Figure painter and draughtsman, Josef Herman was a Polish born realist painter who is remembered for his depictions of the Welsh mining community in Ystradgynlais. He attended the Warsaw School of Art between 1930 and 1932, and exhibited for the first time in Warsaw in 1932. He was among a generation of eastern European Jewish artists who emigrated to escape persecution and worked abroad. After settling in the village of Ystradgynlais in 1944, Herman worked at drawing for the next ten years, as displayed in Currell Collection, and from 1947 began painting pictures of miners.
Herman's artistic style, though sombre, is bold and distinctive. He sourced much inspiration from the community and the working people around him, most notably coal miners; imagery for which he is still fondly remembered. He was hugely influential in contemporary art, with mining communities becoming a naturalized British subject in 1948, and Herman becoming a member of the London Group in 1952. The Tate currently has over 150 of Herman's drawings and paintings in their collection and archives.

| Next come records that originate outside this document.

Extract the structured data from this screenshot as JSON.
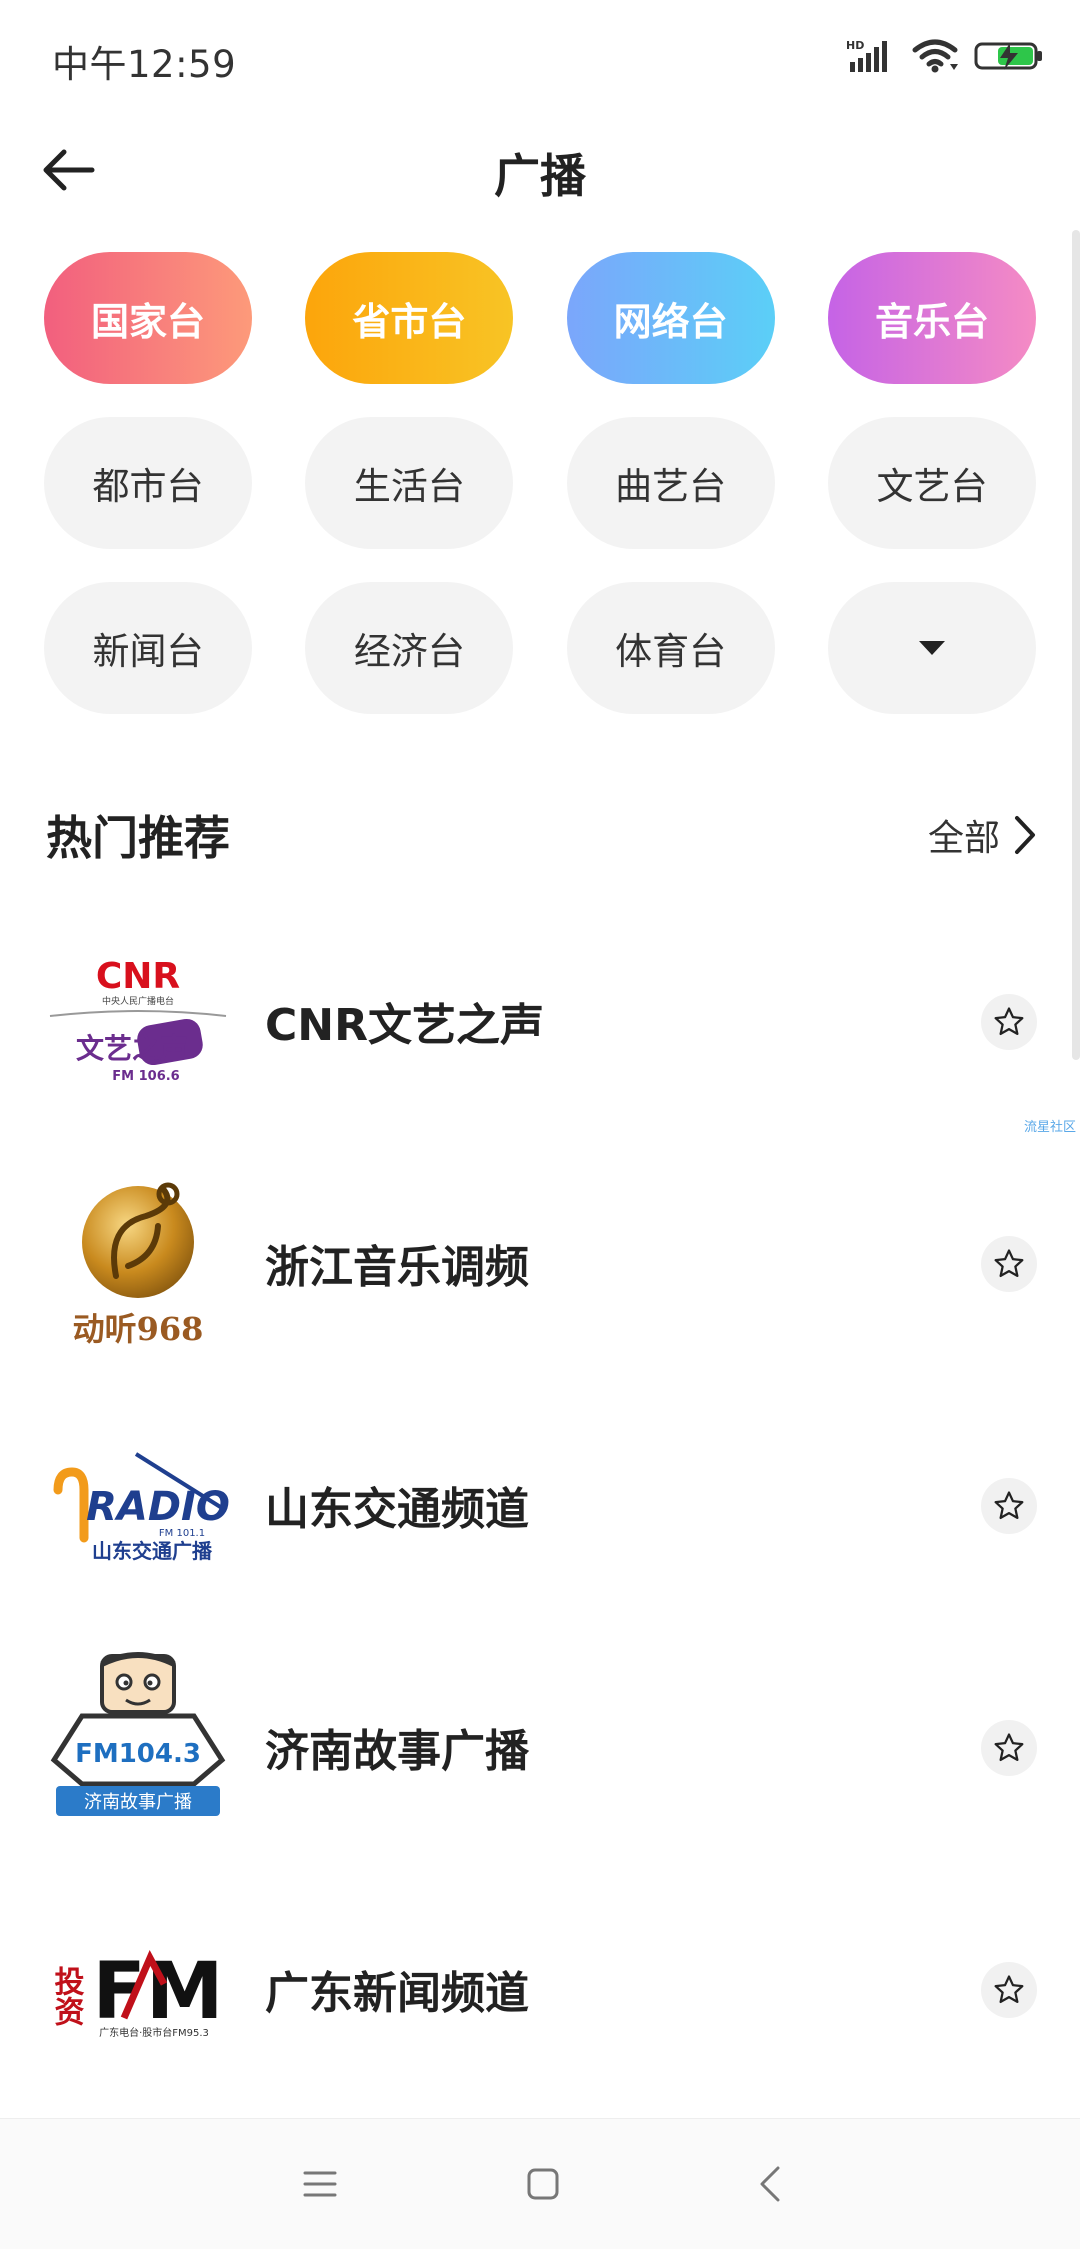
{
  "status_bar": {
    "time": "中午12:59",
    "network_label": "HD"
  },
  "header": {
    "title": "广播"
  },
  "categories": {
    "featured": [
      "国家台",
      "省市台",
      "网络台",
      "音乐台"
    ],
    "row2": [
      "都市台",
      "生活台",
      "曲艺台",
      "文艺台"
    ],
    "row3": [
      "新闻台",
      "经济台",
      "体育台"
    ]
  },
  "hot": {
    "title": "热门推荐",
    "see_all": "全部",
    "stations": [
      {
        "name": "CNR文艺之声",
        "logo_top": "CNR",
        "logo_sub": "中央人民广播电台",
        "logo_brand": "文艺之声",
        "logo_freq": "FM 106.6"
      },
      {
        "name": "浙江音乐调频",
        "logo_brand": "动听968"
      },
      {
        "name": "山东交通频道",
        "logo_top": "RADIO",
        "logo_freq": "FM 101.1",
        "logo_sub": "山东交通广播"
      },
      {
        "name": "济南故事广播",
        "logo_freq": "FM104.3",
        "logo_sub": "济南故事广播"
      },
      {
        "name": "广东新闻频道",
        "logo_top": "投资",
        "logo_brand": "FM",
        "logo_sub": "广东电台·股市台FM95.3"
      }
    ]
  },
  "watermark": "流星社区",
  "colors": {
    "featured_0": "#f25f7e",
    "featured_1": "#fca50b",
    "featured_2": "#7ba6fb",
    "featured_3": "#c563e6"
  }
}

In 2004 the Josef Herman Foundation was established in Ystradgynlais, to honour the artist and his legacy, and encourage study of his work, as well as arts initiatives in South Wales.
Lit: Tate, www.tate.org.uk; Josef Herman Foundation, josefhermanfoundation.org